In recent years, due to focused efforts by districts and states, enrollment in advanced courses, including Pre-AP and AP, International Baccalaureate (IB) and/or dual college enrollment courses, has grown throughout the United States. However, there remain many students, especially African American and Hispanic students, who could be enrolled in these courses, but are not (widely noted, e.g., in the U.S. Department of Education’s Condition of Education 2007 report). Moreover, significant gaps in achievement in advanced coursework exist among these students, as measured by Advanced Placement (AP) exams. This is important because taking advanced coursework in middle and high school has been linked to many positive outcomes in terms of postsecondary and workplace success. It is imperative that potential high achievers be identified early and placed in academically rigorous courses.

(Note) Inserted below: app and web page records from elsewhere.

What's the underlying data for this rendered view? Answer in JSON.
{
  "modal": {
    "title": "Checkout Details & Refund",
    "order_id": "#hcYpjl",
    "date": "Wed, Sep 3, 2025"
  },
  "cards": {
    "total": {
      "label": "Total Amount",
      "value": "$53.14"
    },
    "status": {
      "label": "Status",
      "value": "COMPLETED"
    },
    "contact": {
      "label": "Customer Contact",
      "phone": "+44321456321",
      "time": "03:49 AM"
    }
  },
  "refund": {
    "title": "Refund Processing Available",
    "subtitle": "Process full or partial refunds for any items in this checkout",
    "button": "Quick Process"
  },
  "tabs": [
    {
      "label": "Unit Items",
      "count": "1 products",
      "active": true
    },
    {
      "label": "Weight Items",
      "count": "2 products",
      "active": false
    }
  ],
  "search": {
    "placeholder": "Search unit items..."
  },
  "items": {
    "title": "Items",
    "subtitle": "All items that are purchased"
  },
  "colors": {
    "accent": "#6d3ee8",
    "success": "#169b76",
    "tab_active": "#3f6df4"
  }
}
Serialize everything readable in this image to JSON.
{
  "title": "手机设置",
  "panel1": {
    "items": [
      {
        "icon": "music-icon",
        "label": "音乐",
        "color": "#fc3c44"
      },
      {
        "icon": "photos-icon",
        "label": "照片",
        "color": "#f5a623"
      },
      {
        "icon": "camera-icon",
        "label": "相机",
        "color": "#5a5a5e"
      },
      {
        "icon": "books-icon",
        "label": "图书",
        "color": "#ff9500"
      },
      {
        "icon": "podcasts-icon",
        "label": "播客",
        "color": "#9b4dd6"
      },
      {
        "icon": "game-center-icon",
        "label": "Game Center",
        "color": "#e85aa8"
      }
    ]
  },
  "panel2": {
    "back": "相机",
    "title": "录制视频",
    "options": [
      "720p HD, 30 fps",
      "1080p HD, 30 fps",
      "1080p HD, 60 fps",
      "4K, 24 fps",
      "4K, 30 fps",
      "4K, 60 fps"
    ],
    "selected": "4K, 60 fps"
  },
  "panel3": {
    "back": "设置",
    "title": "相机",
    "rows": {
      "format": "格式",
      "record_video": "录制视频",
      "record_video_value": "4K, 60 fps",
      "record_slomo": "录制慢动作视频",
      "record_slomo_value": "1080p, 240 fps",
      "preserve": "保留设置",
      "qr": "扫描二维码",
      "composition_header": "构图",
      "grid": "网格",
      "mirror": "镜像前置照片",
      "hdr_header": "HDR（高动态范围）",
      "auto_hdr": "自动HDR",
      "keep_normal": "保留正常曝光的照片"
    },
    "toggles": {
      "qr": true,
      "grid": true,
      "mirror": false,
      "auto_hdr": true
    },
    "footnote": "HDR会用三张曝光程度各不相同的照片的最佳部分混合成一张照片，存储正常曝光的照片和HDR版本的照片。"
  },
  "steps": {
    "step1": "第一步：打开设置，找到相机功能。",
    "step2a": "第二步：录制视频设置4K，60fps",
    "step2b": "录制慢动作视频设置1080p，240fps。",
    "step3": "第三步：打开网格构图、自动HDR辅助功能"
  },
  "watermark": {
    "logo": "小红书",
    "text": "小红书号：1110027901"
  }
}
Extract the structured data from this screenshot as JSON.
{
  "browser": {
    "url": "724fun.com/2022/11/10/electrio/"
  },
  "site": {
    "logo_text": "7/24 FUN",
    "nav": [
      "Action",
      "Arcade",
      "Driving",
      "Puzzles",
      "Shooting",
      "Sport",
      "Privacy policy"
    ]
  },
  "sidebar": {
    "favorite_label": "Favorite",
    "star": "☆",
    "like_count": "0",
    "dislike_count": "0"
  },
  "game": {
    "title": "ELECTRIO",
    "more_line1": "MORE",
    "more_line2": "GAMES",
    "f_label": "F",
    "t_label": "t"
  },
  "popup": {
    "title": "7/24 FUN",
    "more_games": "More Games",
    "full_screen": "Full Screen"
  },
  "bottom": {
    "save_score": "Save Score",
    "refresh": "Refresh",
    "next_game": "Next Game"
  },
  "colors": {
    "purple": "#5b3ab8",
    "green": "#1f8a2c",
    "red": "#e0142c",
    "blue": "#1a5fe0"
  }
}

Measures commonly used to identify these students include, but are not limited to, advanced scores on state standardized tests or high scores on national tests such as the PSAT, SAT, ACT, and so forth. Once students are identified, educators need a way to track advanced course enrollment and performance in order to monitor both the success of individual students as well as the success of programs implemented at the campus or district levels. Using enrollment data, course listings, class grades, and advanced placement exam scores, educators can track how well a school or district is doing in offering, enrolling, and helping students’ master advanced coursework. Although getting to college is a critical goal, the real goal is college completion, and a school curriculum of high academic intensity has the greatest impact on that goal (Adelman, 1999).
The following metrics are documented in this section: